The most dramatic display of this era’s assimilation process is at a huge pig slaughterhouse, one of the dominant features of downtown Sioux Falls’ cityscape. The plant was set up in the early 1900s by the John Morrell company; for many years it was the city’s largest employer, and it still employs more than 3,000 people; eventually it was sold to Smithfield and in 2013 to the Chinese firm Shuanghui (which hoped that American-raised and -processed meat would be popular among Chinese customers wary of tainted-food scandals). Through the 20th century, the Morrell plant was a site of representative struggles in American society: the violent efforts to unionize the workforce in the 1930s and the corporate efforts to de-unionize it in the 1980s, as wave after wave of newcomers arrived from overseas or farm towns to work “at Morrell’s” as their entrée to urban life. University professors, bankers, newspaper reporters, and tech workers in Sioux Falls told me that their families had first moved to the city to work at the plant.
The workers at the slaughterhouse are now largely immigrants and refugees. The safety and work-rules instructions are posted in 30 languages. The workers on the line, cutting up pig carcasses, include Muslim women from Sudan or Somalia, saving money to send their children to college. Deb met two young sisters from Darfur, one of whom was in high school and had joined ROTC there. Her main regret was that she was not allowed to wear her ROTC uniform to school on dress days, because ROTC rules forbade wearing the uniform with a head scarf. (Yarmulkes were acceptable, since they fit under the uniform cap.)
We heard a few months later that the rule had been waived. The young woman wore her ROTC uniform, with her head scarf, to school.
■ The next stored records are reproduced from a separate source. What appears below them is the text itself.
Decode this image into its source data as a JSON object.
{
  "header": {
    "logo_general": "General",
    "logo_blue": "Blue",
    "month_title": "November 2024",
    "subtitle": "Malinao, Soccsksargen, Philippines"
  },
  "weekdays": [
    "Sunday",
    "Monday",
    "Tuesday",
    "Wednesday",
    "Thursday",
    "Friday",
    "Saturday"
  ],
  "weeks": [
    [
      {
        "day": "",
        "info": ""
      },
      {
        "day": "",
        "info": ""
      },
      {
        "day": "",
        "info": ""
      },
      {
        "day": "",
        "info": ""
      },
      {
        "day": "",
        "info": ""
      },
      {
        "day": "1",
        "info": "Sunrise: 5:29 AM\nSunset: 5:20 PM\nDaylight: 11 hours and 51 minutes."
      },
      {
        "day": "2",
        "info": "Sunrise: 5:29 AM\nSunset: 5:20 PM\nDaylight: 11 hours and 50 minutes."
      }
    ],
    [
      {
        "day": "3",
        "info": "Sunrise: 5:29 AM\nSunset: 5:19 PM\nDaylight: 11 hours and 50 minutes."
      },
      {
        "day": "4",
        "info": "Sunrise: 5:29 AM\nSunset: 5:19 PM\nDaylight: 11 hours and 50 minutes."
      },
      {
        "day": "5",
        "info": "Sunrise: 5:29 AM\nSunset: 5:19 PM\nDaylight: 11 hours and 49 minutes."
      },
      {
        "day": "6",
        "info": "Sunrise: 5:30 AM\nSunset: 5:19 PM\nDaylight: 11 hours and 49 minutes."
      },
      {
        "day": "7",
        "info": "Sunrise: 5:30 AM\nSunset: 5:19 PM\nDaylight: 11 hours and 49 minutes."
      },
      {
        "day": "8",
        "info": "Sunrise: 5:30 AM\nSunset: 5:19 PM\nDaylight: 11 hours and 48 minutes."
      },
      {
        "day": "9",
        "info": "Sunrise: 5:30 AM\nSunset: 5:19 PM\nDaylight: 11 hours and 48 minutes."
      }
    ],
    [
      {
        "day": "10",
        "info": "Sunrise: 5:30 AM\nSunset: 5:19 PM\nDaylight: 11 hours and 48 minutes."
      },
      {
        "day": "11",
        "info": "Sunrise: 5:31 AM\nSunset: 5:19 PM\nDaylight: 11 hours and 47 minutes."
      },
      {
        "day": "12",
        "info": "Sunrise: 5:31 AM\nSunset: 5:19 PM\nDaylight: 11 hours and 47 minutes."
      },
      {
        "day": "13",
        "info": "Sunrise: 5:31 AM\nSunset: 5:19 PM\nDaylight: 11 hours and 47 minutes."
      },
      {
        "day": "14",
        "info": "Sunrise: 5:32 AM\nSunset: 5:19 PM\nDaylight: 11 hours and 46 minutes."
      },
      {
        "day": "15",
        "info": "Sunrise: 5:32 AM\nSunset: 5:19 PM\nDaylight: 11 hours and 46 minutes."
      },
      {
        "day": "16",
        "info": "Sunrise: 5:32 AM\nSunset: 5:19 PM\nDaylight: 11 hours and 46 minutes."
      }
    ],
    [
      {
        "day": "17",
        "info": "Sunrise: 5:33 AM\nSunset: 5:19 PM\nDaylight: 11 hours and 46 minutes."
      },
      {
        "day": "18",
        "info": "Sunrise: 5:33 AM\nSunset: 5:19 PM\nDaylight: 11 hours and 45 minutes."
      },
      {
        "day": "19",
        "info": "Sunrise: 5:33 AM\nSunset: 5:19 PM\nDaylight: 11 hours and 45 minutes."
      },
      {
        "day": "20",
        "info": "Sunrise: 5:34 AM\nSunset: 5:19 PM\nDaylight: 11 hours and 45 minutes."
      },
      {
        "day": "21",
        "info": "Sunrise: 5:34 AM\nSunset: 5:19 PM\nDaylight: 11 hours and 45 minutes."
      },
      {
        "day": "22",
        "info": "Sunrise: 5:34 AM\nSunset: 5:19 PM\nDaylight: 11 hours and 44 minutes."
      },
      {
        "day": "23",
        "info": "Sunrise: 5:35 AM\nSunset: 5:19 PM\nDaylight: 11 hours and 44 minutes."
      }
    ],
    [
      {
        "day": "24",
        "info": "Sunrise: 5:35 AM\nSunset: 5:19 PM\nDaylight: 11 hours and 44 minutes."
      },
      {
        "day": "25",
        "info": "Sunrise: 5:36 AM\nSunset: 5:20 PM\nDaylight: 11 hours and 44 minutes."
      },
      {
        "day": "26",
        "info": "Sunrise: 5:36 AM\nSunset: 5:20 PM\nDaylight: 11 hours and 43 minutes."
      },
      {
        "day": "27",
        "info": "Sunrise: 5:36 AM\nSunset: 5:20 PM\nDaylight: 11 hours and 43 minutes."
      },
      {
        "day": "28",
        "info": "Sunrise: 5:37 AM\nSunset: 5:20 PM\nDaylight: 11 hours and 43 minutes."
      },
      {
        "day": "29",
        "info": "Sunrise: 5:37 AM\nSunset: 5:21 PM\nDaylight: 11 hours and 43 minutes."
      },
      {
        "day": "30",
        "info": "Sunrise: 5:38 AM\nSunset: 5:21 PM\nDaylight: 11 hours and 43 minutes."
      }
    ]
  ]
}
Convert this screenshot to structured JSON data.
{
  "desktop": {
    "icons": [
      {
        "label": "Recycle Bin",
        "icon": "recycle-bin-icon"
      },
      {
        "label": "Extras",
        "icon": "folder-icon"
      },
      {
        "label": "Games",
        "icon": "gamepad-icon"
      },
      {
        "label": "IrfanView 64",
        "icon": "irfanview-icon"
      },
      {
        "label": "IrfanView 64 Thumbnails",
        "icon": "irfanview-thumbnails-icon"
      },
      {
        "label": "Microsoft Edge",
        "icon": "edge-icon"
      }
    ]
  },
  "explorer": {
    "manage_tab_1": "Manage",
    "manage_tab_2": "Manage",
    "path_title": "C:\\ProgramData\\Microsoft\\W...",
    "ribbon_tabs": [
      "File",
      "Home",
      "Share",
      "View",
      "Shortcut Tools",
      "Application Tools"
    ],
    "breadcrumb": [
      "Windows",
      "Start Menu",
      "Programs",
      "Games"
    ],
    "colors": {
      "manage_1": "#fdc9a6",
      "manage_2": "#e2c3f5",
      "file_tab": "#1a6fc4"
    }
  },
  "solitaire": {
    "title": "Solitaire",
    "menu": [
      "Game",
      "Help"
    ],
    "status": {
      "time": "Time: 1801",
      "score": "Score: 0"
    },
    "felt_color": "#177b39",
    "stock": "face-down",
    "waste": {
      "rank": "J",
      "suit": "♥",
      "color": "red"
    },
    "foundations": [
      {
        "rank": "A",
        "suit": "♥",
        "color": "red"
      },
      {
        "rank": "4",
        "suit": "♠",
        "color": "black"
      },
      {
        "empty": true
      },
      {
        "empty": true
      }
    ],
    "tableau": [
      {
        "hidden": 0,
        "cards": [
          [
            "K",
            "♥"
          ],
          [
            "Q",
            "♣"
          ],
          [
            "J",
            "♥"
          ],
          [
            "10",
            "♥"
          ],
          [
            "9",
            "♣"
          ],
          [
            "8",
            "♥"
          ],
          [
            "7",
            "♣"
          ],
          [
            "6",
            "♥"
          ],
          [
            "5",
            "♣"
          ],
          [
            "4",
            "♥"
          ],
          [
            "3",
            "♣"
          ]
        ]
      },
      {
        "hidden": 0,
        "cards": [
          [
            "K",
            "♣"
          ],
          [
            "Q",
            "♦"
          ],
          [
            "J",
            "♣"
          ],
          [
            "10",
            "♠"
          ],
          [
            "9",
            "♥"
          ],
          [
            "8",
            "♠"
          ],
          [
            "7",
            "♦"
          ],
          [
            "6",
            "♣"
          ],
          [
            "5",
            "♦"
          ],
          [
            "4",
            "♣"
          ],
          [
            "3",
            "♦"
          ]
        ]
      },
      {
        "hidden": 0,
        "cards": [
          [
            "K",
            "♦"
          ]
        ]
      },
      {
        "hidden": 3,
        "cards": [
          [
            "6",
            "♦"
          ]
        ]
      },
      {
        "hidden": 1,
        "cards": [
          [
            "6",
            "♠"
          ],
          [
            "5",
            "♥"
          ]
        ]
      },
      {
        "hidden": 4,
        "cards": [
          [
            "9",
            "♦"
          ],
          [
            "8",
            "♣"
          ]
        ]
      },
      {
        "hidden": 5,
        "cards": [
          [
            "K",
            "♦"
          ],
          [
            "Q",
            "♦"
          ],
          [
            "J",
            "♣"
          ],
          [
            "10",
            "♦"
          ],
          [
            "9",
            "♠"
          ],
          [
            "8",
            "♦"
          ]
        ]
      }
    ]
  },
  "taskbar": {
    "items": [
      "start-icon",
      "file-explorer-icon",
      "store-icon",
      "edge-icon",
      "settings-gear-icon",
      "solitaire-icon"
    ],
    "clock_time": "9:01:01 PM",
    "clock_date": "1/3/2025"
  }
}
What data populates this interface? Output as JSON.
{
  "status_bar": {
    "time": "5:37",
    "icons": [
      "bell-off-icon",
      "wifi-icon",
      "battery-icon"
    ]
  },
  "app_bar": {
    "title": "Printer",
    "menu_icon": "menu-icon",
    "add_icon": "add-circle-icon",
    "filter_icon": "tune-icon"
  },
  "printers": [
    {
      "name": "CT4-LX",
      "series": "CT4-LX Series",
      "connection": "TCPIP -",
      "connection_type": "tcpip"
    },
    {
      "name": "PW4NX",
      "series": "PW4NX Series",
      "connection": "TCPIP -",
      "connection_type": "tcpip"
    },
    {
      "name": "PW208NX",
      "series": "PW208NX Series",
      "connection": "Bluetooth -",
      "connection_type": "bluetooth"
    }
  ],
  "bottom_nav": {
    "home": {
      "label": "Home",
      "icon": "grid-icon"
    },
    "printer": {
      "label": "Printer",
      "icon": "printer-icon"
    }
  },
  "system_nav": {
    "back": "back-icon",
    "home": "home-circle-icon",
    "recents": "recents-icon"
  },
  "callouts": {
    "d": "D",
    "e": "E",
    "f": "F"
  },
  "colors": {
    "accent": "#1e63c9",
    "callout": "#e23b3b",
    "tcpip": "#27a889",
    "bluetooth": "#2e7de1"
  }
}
James Fallows, “How America Is Putting Itself Back Together”
The Morrell plant sits a short walk downstream of the abandoned mills that were built over a hundred years ago to harness the power of the Big Sioux cascades, and within eyeshot of the metamorphosed sandstone quarry where South Dakota’s first penitentiary inmates removed thousands of tons of quartzite to build themselves a prison.
We took our lunch amid the raw, ebullient beauty of the falls, under a perfectly blue sky. Lola and Cyrus chased each other chasing geese; Kel and I found time for our thoughts and let the day lead us.
The sweet potato spears I prepared by firelight were still tender, and exceptionally flavorful when matched with seasoned rice. Hints of lime and raucous bursts of black peppercorn charmed and surprised, as did Sioux Falls.
We drove home through the bottomlands of the Missouri River floodplain, and Kel pulled up a streaming broadcast of Howie Rose calling Game One of the Mets-Cubs NLCS – you could hear Harvey’s plus pitch singe the Flushing night air so sweetly, clearly over the bluffs of Omaha.
Recipe below, my Hungries.
Sweet potato maduros
Preparation time: 15 minutes
Cooking time: 30 minutes, including time to boil sweet potatoes
- 4 medium-to-large sized sweet potatoes, peeled and quartered
- 4 cups of fresh brined cheese (such as sirene or fresh feta), cubed
- 1 cup olive oil for drizzling and sauteeing
- 1 bundle fresh cilantro
- 1 teaspoon sea salt (to taste)
- 1 teaspoon coarsely ground black pepper
- 1 teaspoon finely grated lime rind, mixed with salt and pepper
- 1/2 teaspoon Tuco Sibarita, or smoked sweet paprika
- 1/2 teaspoon whiskey smoked sugar, such as Jansal Farms brand
Feel free to experiment with the measurements: adjust the spice-to-salt ratio to suit your tastes or dietary requirements. Ideally, a non-melting cheese would be best, but if you discover a cool new kink, give me a holler and leave a comment below!